Spotify: Will Label Controversial COVID Content

Spotify: Will Label Controversial COVID Content Spotify: Will Label Controversial COVID Content Commentator Joe Roganr. (Alex Trautwig/Getty)

By Brian Freeman | Sunday, 30 January 2022 07:23 PM

Spotify on Sunday announced that it would add coronavirus content advisories to any episode on its service that talks about the pandemic in response to criticism of its handling of controversial content on Joe Rogan’s podcast, its most popular show, The Verge reports .

The advisory will lead listeners to a hub containing more information about the pandemic.

In an attempt to stem the controversy, Spotify published internal rules Sunday that it created years ago to define what it considers acceptable content on its service, Bloomberg reported.

"We have had rules in place for many years, but admittedly we haven’t been transparent around the policies that guide our content mo re broadly," Spotify Chief Executive Officer Daniel Ek wrote in a blog post. "This, in turn, led to questions around their application to serious issues including COVID-19."

The rules forbid dangerous, deceptive, sensitive and illegal content, including anything that advocates or glorifies serious physical harm, deceptive content, interferes with an election or infringes on a copyright, according to Bloomberg.

A company spokesperson said that none of Rogan’s episodes violate its policies.

The number of podcasts on Spotify has increased rapidly over the past few years to more than three million shows, and the company said it still continues to create its best methods for evaluating them.

Spotify is trying to bring an end to bitter criticism from a number of users and musicians without causing a strain with its most popular and profitable podcaster. Last week singers Neil Young and Joni Mitchell pulled their music from the streaming service to protest agasint Rogan, who has hosted several outspoken skeptics of the coronavirus vaccines.
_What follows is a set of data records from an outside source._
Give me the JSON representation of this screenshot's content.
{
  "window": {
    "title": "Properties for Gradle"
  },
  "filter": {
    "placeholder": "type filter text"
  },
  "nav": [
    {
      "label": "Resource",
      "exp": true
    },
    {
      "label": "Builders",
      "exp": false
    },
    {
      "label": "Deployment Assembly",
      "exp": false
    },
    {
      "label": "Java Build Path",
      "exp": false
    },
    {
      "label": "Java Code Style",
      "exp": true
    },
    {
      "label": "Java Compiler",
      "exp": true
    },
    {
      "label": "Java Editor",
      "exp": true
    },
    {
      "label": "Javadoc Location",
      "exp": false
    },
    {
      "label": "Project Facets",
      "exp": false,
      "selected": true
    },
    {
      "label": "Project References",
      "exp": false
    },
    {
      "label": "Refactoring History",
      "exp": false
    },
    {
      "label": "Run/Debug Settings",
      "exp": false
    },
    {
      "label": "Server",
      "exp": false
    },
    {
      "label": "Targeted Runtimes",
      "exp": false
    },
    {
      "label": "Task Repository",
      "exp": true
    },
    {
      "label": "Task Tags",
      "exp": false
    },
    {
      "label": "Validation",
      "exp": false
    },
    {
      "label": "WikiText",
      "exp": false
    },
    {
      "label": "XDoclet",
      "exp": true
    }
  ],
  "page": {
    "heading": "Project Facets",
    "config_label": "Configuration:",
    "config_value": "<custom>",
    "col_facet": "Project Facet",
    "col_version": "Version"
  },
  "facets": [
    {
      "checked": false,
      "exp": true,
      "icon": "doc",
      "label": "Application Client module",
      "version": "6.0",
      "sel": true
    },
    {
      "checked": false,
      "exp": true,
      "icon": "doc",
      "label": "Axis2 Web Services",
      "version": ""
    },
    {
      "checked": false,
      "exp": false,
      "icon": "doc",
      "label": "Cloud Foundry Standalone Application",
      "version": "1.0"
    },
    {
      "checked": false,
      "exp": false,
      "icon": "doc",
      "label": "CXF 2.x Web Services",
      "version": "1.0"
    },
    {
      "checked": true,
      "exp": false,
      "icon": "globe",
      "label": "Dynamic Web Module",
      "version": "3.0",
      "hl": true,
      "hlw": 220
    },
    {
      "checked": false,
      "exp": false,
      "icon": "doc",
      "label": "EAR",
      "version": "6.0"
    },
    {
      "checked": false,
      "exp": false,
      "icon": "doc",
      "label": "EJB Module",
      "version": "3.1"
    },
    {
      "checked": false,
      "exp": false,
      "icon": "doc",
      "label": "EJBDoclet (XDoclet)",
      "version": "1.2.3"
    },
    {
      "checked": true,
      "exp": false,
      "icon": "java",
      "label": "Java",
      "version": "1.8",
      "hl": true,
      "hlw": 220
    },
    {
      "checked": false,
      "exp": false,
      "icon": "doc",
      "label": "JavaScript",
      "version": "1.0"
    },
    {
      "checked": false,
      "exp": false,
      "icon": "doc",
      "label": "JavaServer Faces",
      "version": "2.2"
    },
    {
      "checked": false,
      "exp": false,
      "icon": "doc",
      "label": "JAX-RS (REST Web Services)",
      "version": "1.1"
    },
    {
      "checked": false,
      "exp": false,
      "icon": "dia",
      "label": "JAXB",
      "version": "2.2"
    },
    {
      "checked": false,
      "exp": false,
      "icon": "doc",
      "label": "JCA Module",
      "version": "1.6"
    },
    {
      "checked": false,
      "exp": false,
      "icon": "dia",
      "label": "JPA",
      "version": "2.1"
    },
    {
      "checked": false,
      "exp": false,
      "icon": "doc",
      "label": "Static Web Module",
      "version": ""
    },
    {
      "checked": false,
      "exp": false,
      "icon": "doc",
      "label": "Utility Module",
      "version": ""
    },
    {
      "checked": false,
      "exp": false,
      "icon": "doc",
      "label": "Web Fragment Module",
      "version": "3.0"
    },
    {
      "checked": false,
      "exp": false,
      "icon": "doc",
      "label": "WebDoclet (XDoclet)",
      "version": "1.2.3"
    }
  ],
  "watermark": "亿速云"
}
However, according to Bloomberg, it is unclear if Spotify’s public disclosure of its internal rules will be enough to satisfy critics and bring the controversy to an end.